“Love, which quickly arrests the gentle heart,

Seized him with my beautiful form

That was taken from me, in a manner which still grieves me.

Love, which pardons no beloved from loving,

took me so strongly with delight in him

That, as you see, it still abandons me not…”

-Dante’s Inferno, Canto 5


by Abbey Sullivan


Bailey Brooks was born with strawberry blond hair. Jack knew as much from the lone colored baby photo his mother kept at her bedside, the photo he used to secretly prod at in wonder because, somehow, Bailey looked even smaller then than he did now. But Brooks didn’t require the pictorial evidence; his imagination and dedication to Bailey Brooks’ physical makeup was valiant and constant. It had been for years.

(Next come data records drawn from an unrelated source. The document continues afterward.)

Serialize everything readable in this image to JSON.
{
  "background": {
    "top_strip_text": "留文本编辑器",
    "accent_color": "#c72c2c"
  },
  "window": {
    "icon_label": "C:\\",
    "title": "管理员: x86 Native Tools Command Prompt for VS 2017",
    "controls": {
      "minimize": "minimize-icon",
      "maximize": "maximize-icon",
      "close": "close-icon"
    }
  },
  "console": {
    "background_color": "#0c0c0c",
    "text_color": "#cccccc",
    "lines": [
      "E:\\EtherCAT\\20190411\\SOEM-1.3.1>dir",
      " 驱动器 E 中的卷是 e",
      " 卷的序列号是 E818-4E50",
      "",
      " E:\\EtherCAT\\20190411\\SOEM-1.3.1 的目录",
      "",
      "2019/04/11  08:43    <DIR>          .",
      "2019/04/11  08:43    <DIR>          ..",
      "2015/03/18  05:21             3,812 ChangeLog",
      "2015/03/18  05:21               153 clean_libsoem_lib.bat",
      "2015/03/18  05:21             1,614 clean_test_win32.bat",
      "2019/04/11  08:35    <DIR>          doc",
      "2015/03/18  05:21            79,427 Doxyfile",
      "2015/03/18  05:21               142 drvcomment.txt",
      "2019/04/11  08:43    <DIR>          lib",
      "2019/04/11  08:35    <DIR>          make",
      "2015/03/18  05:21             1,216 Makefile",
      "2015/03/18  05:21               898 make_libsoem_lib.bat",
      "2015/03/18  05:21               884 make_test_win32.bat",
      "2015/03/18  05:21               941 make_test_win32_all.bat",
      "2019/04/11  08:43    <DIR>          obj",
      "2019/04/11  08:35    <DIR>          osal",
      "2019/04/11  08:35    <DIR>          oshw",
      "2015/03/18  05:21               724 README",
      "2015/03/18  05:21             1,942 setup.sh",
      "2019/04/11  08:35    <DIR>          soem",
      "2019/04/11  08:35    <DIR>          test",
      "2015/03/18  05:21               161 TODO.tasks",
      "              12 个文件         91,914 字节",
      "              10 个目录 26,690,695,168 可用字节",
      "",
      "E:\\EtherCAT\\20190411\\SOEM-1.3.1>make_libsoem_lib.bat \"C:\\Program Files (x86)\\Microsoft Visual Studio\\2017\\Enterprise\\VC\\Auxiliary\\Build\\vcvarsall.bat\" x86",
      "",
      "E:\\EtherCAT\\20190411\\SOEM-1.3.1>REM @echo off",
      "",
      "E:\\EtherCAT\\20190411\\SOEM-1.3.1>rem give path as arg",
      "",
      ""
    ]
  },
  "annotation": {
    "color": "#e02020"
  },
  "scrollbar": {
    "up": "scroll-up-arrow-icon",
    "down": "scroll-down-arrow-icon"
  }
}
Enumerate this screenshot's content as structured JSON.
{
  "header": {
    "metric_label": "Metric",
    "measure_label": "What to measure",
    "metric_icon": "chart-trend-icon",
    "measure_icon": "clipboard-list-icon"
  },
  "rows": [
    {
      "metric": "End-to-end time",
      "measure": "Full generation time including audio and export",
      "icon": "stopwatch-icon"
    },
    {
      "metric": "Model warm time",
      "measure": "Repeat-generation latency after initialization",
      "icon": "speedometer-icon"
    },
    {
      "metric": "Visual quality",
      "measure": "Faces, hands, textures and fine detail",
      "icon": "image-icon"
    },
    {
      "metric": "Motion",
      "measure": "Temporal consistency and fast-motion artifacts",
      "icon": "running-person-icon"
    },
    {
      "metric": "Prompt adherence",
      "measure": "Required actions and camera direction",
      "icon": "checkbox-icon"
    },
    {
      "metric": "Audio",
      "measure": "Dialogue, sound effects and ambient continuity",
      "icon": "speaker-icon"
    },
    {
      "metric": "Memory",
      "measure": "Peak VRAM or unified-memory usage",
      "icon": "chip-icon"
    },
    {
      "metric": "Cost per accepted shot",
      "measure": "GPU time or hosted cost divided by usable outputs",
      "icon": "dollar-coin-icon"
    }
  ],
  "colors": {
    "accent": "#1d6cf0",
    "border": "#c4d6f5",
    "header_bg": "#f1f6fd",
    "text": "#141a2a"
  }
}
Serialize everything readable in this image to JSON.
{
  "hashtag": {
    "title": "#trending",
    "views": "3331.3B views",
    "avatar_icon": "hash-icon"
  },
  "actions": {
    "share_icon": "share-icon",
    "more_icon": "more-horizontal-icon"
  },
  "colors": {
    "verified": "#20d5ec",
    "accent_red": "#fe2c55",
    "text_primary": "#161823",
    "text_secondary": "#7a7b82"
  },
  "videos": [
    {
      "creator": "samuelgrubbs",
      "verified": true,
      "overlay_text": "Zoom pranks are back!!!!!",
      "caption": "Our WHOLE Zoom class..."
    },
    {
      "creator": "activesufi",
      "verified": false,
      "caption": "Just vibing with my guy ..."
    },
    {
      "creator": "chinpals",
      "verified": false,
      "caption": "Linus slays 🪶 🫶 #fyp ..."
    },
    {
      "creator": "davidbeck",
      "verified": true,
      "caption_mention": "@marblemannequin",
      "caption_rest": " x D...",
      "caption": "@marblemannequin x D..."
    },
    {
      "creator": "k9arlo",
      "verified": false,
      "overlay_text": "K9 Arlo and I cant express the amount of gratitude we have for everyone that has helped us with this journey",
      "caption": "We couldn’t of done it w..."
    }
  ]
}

The first memory Jack really had of this hair color, however, was a warm 1960-something July spent in a lush sunflower field in upstate New York. The last trip Jack could recall taking, Bailey had found enough of a reprieve from his chronic fever (which they’d lovingly dubbed the “pink-ring sweats” after the rash that subsequently dotted Bailey’s arms) for them to visit an uncle’s farm. They spent the mornings prancing in the fields, afternoons guzzling homemade lemonade, the evenings cupping lightning bugs in their palms, the nights underneath an attic roof whose shingles were aged enough for blips of starlight to leak through.

That Monday night of the trip, when Amy Brooks fretted over Bailey’s asthma acting up in the humidity, he ran away into the fields, embarrassed about how he’d grown to perceive himself as: an inconvenience. Jack was tasked with finding him, ensuring the Brooks’ family that’d he’d be alright. But the sunflower crop was massive, tall, and suffocating. Eleven minutes into the search Jack was losing track of his steps. He took a firm tumble on a dismembered stalk, scraped his knee in the dirt, and felt a twinge of anguish spark tight in his throat. Jack squatted atop the freezing mud, despondent.

It must have been the commotion of his spill amid the flowers that alerted the object of his search. While he picked out stray sunflower seeds from the new wound, he heard a distinct sniffling. The barely ten-year-old frame of Bailey emerged from the stalks, which now acquired the likeness of thick, strait shadows pointing like needles in reverence to the sky. He rubbed his nose pitifully on his sleeve.

Despite the spotty starlight, despite the damp wind and the absence of daytime warmth, Jack could still see the golden streaks on Bailey’s head. They glowed like the lightning bugs they’d been barred from capturing that day, like the honey Amy Brooks kept in jars for special occasions, like the daffodils and daisies girls wore to Sunday Church in their hair.

Bailey was wheezing in between his hiccoughs and sobs, and Jack could see those distinctive pink rings around the crooked collar of his shirt. He was sick, but Jack’s ankle was twisted, and scarlet was dribbled down his leg, so Bailey took up the job. He interlocked their fingers and traced the foot-trampled stems back to Jack’s makeshift entrance far easier than the latter had managed, head bobbing up and down all uneven-like.

Feeling a summer lethargy overtaking him, combined with relief at knowing he’d done Amy Brooks proud and that his nightmarish visions of Bailey’s stationary figure entwined with stalks and petals and seeds could be cast aside, Jack stared blankly at that sunny scalp. He watched it slip and slide and turn and shake with every stride. Consistently bright, a beacon, he’d never realized so fully the iridescence Bailey had been gifted.

He deserved it. When so much of his life was bleak by default, dreary via some sense of cosmic and diseased irony, he deserved the effulgent shade. And at least that way Jack would never lose sight of him, couldn’t even if he’d tried. Bailey guided him out of the field within seven minutes and collapsed into his mother’s arms, panting through broken lungs. They cut their trip short by half a day wrapped in the delusion that the air back home would treat him any better.


Fresh Flowers                                                                    The Conference of the Trees